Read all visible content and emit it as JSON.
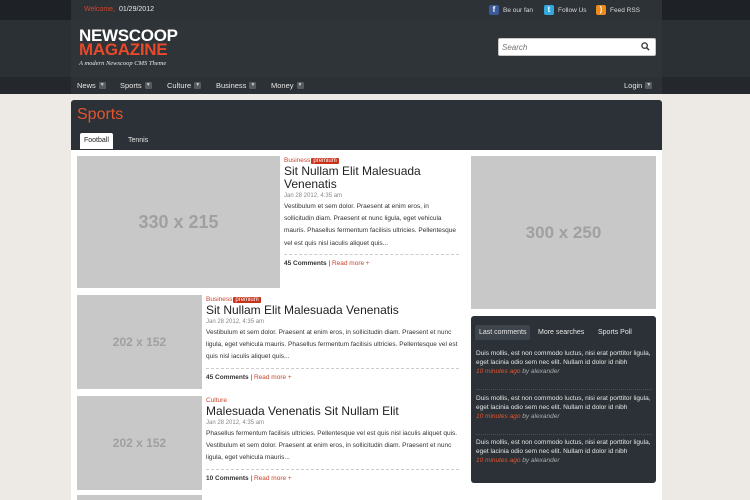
{
  "topbar": {
    "welcome_label": "Welcome,",
    "date": "01/29/2012",
    "social": [
      {
        "label": "Be our fan",
        "icon": "facebook-icon",
        "color": "#3b5998",
        "glyph": "f"
      },
      {
        "label": "Follow Us",
        "icon": "twitter-icon",
        "color": "#33a8dc",
        "glyph": "t"
      },
      {
        "label": "Feed RSS",
        "icon": "rss-icon",
        "color": "#ee8a1c",
        "glyph": ")"
      }
    ]
  },
  "header": {
    "logo_line1": "NEWSCOOP",
    "logo_line2": "MAGAZINE",
    "tagline": "A modern Newscoop CMS Theme",
    "search_placeholder": "Search"
  },
  "nav": {
    "items": [
      "News",
      "Sports",
      "Culture",
      "Business",
      "Money"
    ],
    "login": "Login"
  },
  "section": {
    "title": "Sports",
    "tabs": [
      "Football",
      "Tennis"
    ]
  },
  "placeholders": {
    "main": "330 x 215",
    "small1": "202 x 152",
    "small2": "202 x 152",
    "ad": "300 x 250"
  },
  "articles": [
    {
      "category": "Business",
      "badge": "premium",
      "title": "Sit Nullam Elit Malesuada Venenatis",
      "date": "Jan 28 2012, 4:35 am",
      "body": "Vestibulum et sem dolor. Praesent at enim eros, in sollicitudin diam. Praesent et nunc ligula, eget vehicula mauris. Phasellus fermentum facilisis ultricies. Pellentesque vel est quis nisl iaculis aliquet quis...",
      "comments": "45 Comments",
      "read_more": "Read more +"
    },
    {
      "category": "Business",
      "badge": "premium",
      "title": "Sit Nullam Elit Malesuada Venenatis",
      "date": "Jan 28 2012, 4:35 am",
      "body": "Vestibulum et sem dolor. Praesent at enim eros, in sollicitudin diam. Praesent et nunc ligula, eget vehicula mauris. Phasellus fermentum facilisis ultricies. Pellentesque vel est quis nisl iaculis aliquet quis...",
      "comments": "45 Comments",
      "read_more": "Read more +"
    },
    {
      "category": "Culture",
      "badge": "",
      "title": "Malesuada Venenatis Sit Nullam Elit",
      "date": "Jan 28 2012, 4:35 am",
      "body": "Phasellus fermentum facilisis ultricies. Pellentesque vel est quis nisl iaculis aliquet quis. Vestibulum et sem dolor. Praesent at enim eros, in sollicitudin diam. Praesent et nunc ligula, eget vehicula mauris...",
      "comments": "10 Comments",
      "read_more": "Read more +"
    }
  ],
  "separator": "|",
  "widget": {
    "tabs": [
      "Last comments",
      "More searches",
      "Sports Poll"
    ],
    "comments": [
      {
        "text": "Duis mollis, est non commodo luctus, nisi erat porttitor ligula, eget lacinia odio sem nec elit. Nullam id dolor id nibh",
        "ago": "10 minutes ago",
        "by": "by alexander"
      },
      {
        "text": "Duis mollis, est non commodo luctus, nisi erat porttitor ligula, eget lacinia odio sem nec elit. Nullam id dolor id nibh",
        "ago": "10 minutes ago",
        "by": "by alexander"
      },
      {
        "text": "Duis mollis, est non commodo luctus, nisi erat porttitor ligula, eget lacinia odio sem nec elit. Nullam id dolor id nibh",
        "ago": "10 minutes ago",
        "by": "by alexander"
      }
    ]
  },
  "colors": {
    "accent": "#e4552f",
    "dark": "#2b3136",
    "premium": "#c7321b"
  }
}
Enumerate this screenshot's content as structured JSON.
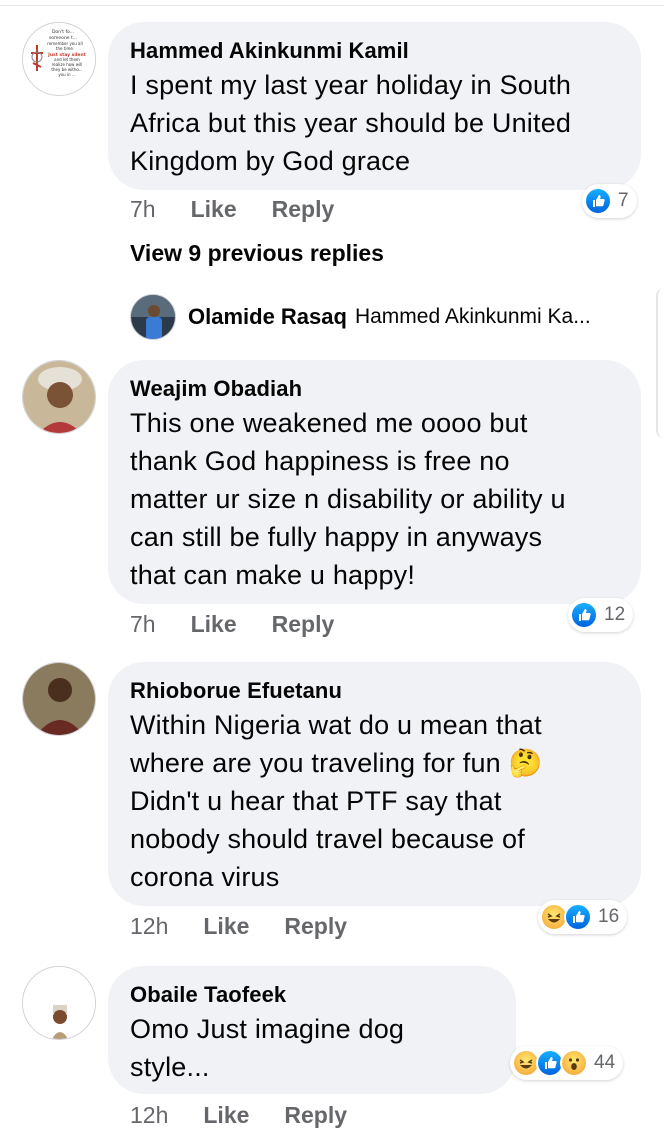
{
  "comments": [
    {
      "author": "Hammed Akinkunmi Kamil",
      "text_lines": [
        "I spent my last year holiday in South",
        "Africa but this year should be United",
        "Kingdom by God grace"
      ],
      "time": "7h",
      "like_label": "Like",
      "reply_label": "Reply",
      "reaction_count": "7",
      "avatar_lines": [
        "Don't fo...",
        "someone t...",
        "remember you all",
        "the time.",
        "Just stay silent",
        "and let them",
        "realize how will",
        "they be witho...",
        "you in ..."
      ]
    },
    {
      "author": "Weajim Obadiah",
      "text_lines": [
        "This one weakened me oooo but",
        "thank God happiness is free no",
        "matter ur size n disability or ability u",
        "can still be fully happy in anyways",
        "that can make u happy!"
      ],
      "time": "7h",
      "like_label": "Like",
      "reply_label": "Reply",
      "reaction_count": "12"
    },
    {
      "author": "Rhioborue Efuetanu",
      "text_lines": [
        "Within Nigeria wat do u mean that",
        "where are you traveling for fun 🤔",
        "Didn't u hear that  PTF say that",
        "nobody should travel because of",
        "corona virus"
      ],
      "time": "12h",
      "like_label": "Like",
      "reply_label": "Reply",
      "reaction_count": "16"
    },
    {
      "author": "Obaile Taofeek",
      "text_lines": [
        "Omo Just imagine dog",
        "style..."
      ],
      "time": "12h",
      "like_label": "Like",
      "reply_label": "Reply",
      "reaction_count": "44"
    }
  ],
  "view_previous": "View 9 previous replies",
  "reply_preview": {
    "author": "Olamide Rasaq",
    "snippet": "Hammed Akinkunmi Ka..."
  },
  "colors": {
    "bubble": "#f0f2f5",
    "like_blue": "#1877f2",
    "meta_gray": "#65676b"
  }
}
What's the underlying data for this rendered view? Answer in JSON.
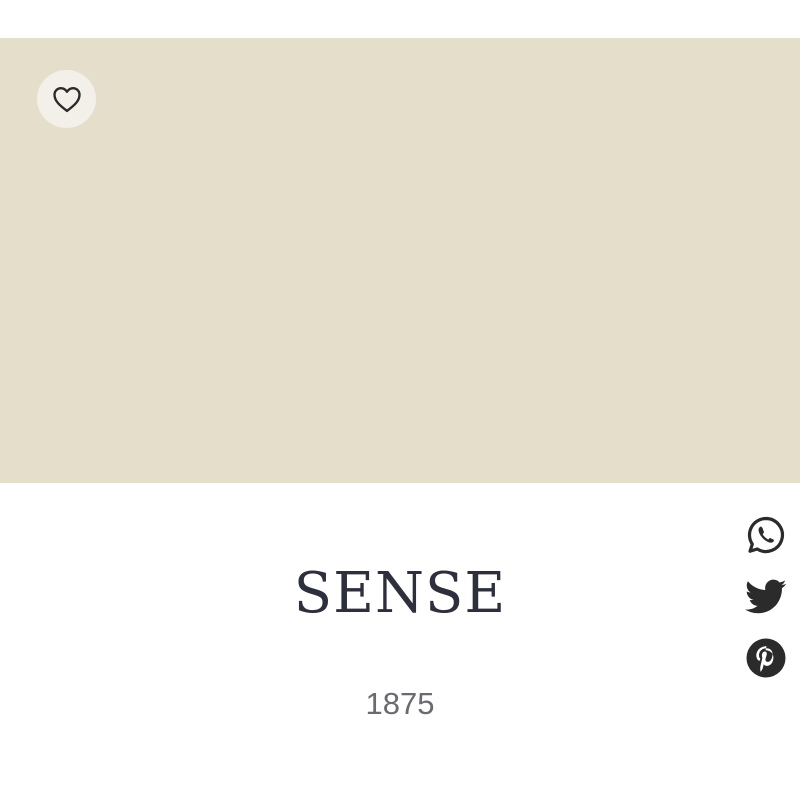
{
  "swatch": {
    "color": "#e5decb"
  },
  "favorite": {
    "icon": "heart-outline-icon"
  },
  "product": {
    "name": "SENSE",
    "code": "1875"
  },
  "share": {
    "icons": [
      "whatsapp-icon",
      "twitter-icon",
      "pinterest-icon"
    ],
    "icon_color": "#2b2b2b"
  }
}
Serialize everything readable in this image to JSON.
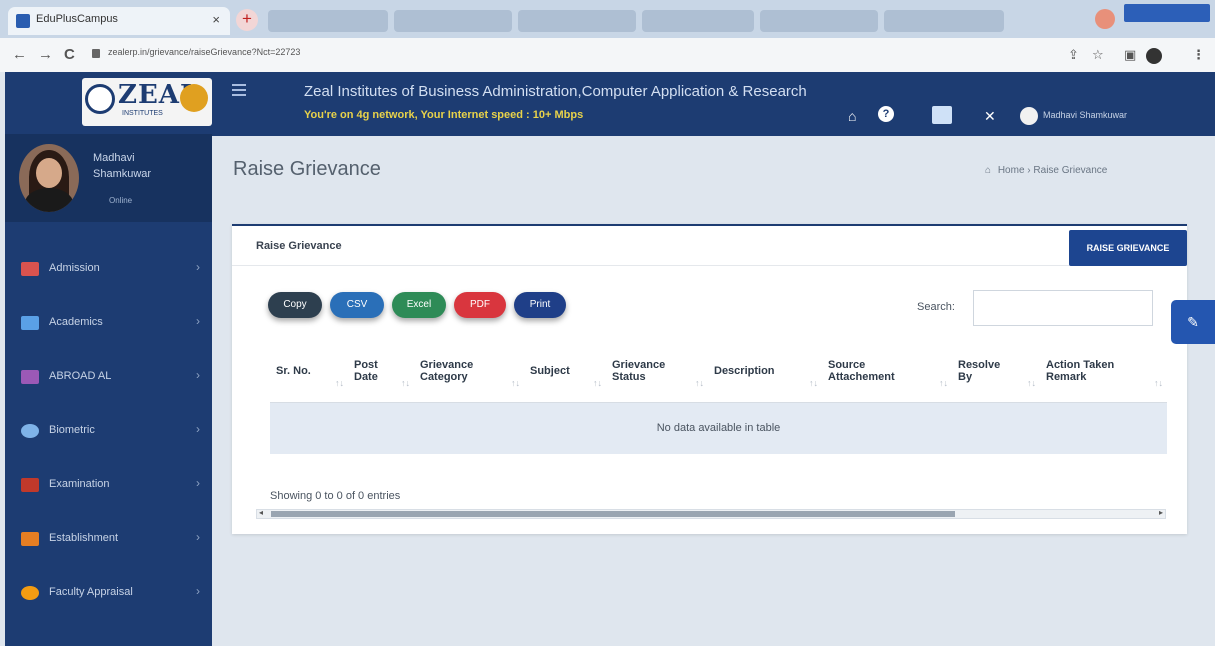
{
  "browser": {
    "active_tab_title": "EduPlusCampus",
    "tab_close": "×",
    "new_tab": "+",
    "url": "zealerp.in/grievance/raiseGrievance?Nct=22723",
    "nav": {
      "back": "←",
      "forward": "→",
      "reload": "C"
    },
    "menu_glyph": "⋮"
  },
  "sidebar": {
    "logo_text": "ZEAL",
    "logo_sub": "INSTITUTES",
    "profile": {
      "first_name": "Madhavi",
      "last_name": "Shamkuwar",
      "status": "Online"
    },
    "items": [
      {
        "label": "Admission",
        "icon": "id-card-icon",
        "color": "#d9534f"
      },
      {
        "label": "Academics",
        "icon": "chart-line-icon",
        "color": "#5aa0e6"
      },
      {
        "label": "ABROAD AL",
        "icon": "document-icon",
        "color": "#9b59b6"
      },
      {
        "label": "Biometric",
        "icon": "fingerprint-icon",
        "color": "#7fb3e8"
      },
      {
        "label": "Examination",
        "icon": "building-columns-icon",
        "color": "#c0392b"
      },
      {
        "label": "Establishment",
        "icon": "users-icon",
        "color": "#e67e22"
      },
      {
        "label": "Faculty Appraisal",
        "icon": "comment-icon",
        "color": "#f39c12"
      }
    ]
  },
  "header": {
    "institute_title": "Zeal Institutes of Business Administration,Computer Application & Research",
    "network_status": "You're on 4g network, Your Internet speed : 10+ Mbps",
    "user_name": "Madhavi Shamkuwar"
  },
  "page": {
    "title": "Raise Grievance",
    "breadcrumb_home": "Home",
    "breadcrumb_current": "Raise Grievance"
  },
  "card": {
    "title": "Raise Grievance",
    "raise_button": "RAISE GRIEVANCE",
    "export_buttons": [
      {
        "label": "Copy",
        "color": "#2d3f4f"
      },
      {
        "label": "CSV",
        "color": "#2a6fb8"
      },
      {
        "label": "Excel",
        "color": "#2e8b57"
      },
      {
        "label": "PDF",
        "color": "#d9363e"
      },
      {
        "label": "Print",
        "color": "#1f3f88"
      }
    ],
    "search_label": "Search:",
    "search_value": "",
    "columns": [
      {
        "line1": "Sr. No.",
        "line2": ""
      },
      {
        "line1": "Post",
        "line2": "Date"
      },
      {
        "line1": "Grievance",
        "line2": "Category"
      },
      {
        "line1": "Subject",
        "line2": ""
      },
      {
        "line1": "Grievance",
        "line2": "Status"
      },
      {
        "line1": "Description",
        "line2": ""
      },
      {
        "line1": "Source",
        "line2": "Attachement"
      },
      {
        "line1": "Resolve",
        "line2": "By"
      },
      {
        "line1": "Action Taken",
        "line2": "Remark"
      }
    ],
    "sort_glyph": "↑↓",
    "empty_message": "No data available in table",
    "info_text": "Showing 0 to 0 of 0 entries"
  },
  "accent_color": "#1d3c72"
}
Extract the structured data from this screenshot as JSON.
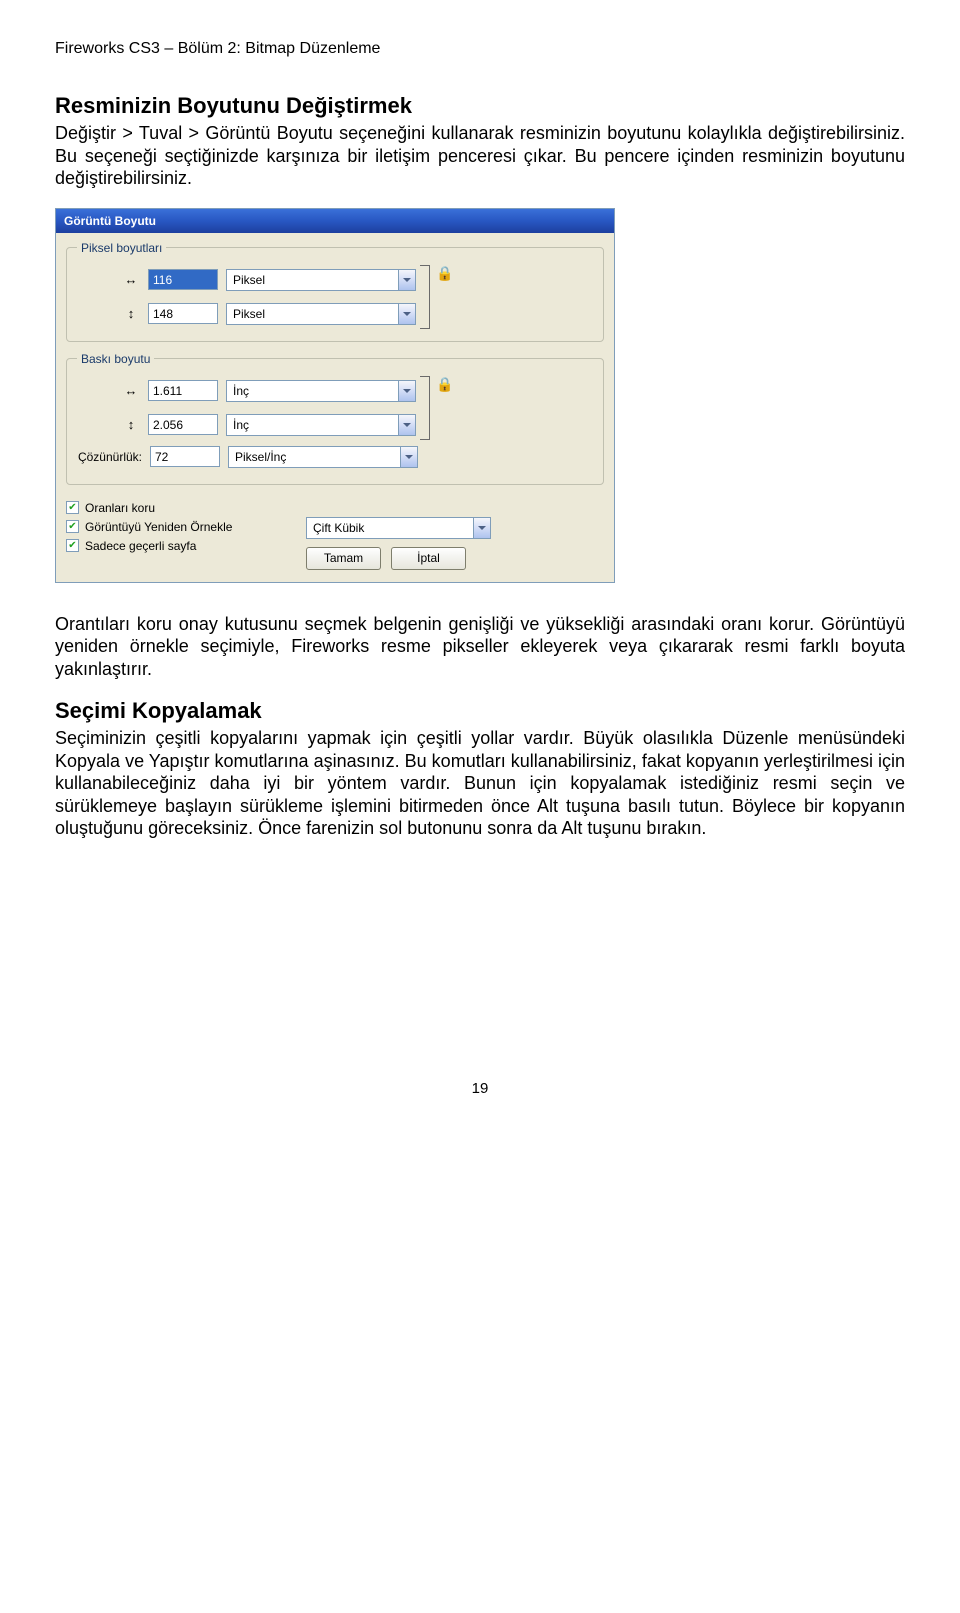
{
  "header": "Fireworks CS3 – Bölüm 2: Bitmap Düzenleme",
  "section1": {
    "title": "Resminizin Boyutunu Değiştirmek",
    "para": "Değiştir > Tuval > Görüntü Boyutu seçeneğini kullanarak resminizin boyutunu kolaylıkla değiştirebilirsiniz. Bu seçeneği seçtiğinizde karşınıza bir iletişim penceresi çıkar. Bu pencere içinden resminizin boyutunu değiştirebilirsiniz."
  },
  "dialog": {
    "title": "Görüntü Boyutu",
    "pixel_group": {
      "legend": "Piksel boyutları",
      "width": "116",
      "height": "148",
      "unit": "Piksel"
    },
    "print_group": {
      "legend": "Baskı boyutu",
      "width": "1.611",
      "height": "2.056",
      "unit": "İnç",
      "res_label": "Çözünürlük:",
      "res_value": "72",
      "res_unit": "Piksel/İnç"
    },
    "checks": {
      "c1": "Oranları koru",
      "c2": "Görüntüyü Yeniden Örnekle",
      "c3": "Sadece geçerli sayfa"
    },
    "resample_combo": "Çift Kübik",
    "ok": "Tamam",
    "cancel": "İptal"
  },
  "section2": {
    "para1": "Orantıları koru onay kutusunu seçmek belgenin genişliği ve yüksekliği arasındaki oranı korur. Görüntüyü yeniden örnekle seçimiyle, Fireworks resme pikseller ekleyerek veya çıkararak resmi farklı boyuta yakınlaştırır."
  },
  "section3": {
    "title": "Seçimi Kopyalamak",
    "para": "Seçiminizin çeşitli kopyalarını yapmak için çeşitli yollar vardır. Büyük olasılıkla Düzenle menüsündeki Kopyala ve Yapıştır komutlarına aşinasınız. Bu komutları kullanabilirsiniz, fakat kopyanın yerleştirilmesi için kullanabileceğiniz daha iyi bir yöntem vardır. Bunun için kopyalamak istediğiniz resmi seçin ve sürüklemeye başlayın sürükleme işlemini bitirmeden önce Alt tuşuna basılı tutun. Böylece bir kopyanın oluştuğunu göreceksiniz. Önce farenizin sol butonunu sonra da Alt tuşunu bırakın."
  },
  "page_number": "19"
}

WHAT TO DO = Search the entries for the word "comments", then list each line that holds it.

SOLUTION TO THIS TASK =
      "comments": "45 Comments",
      "comments": "45 Comments",
      "comments": "10 Comments",
      "Last comments",
    "comments": [
  "comments": [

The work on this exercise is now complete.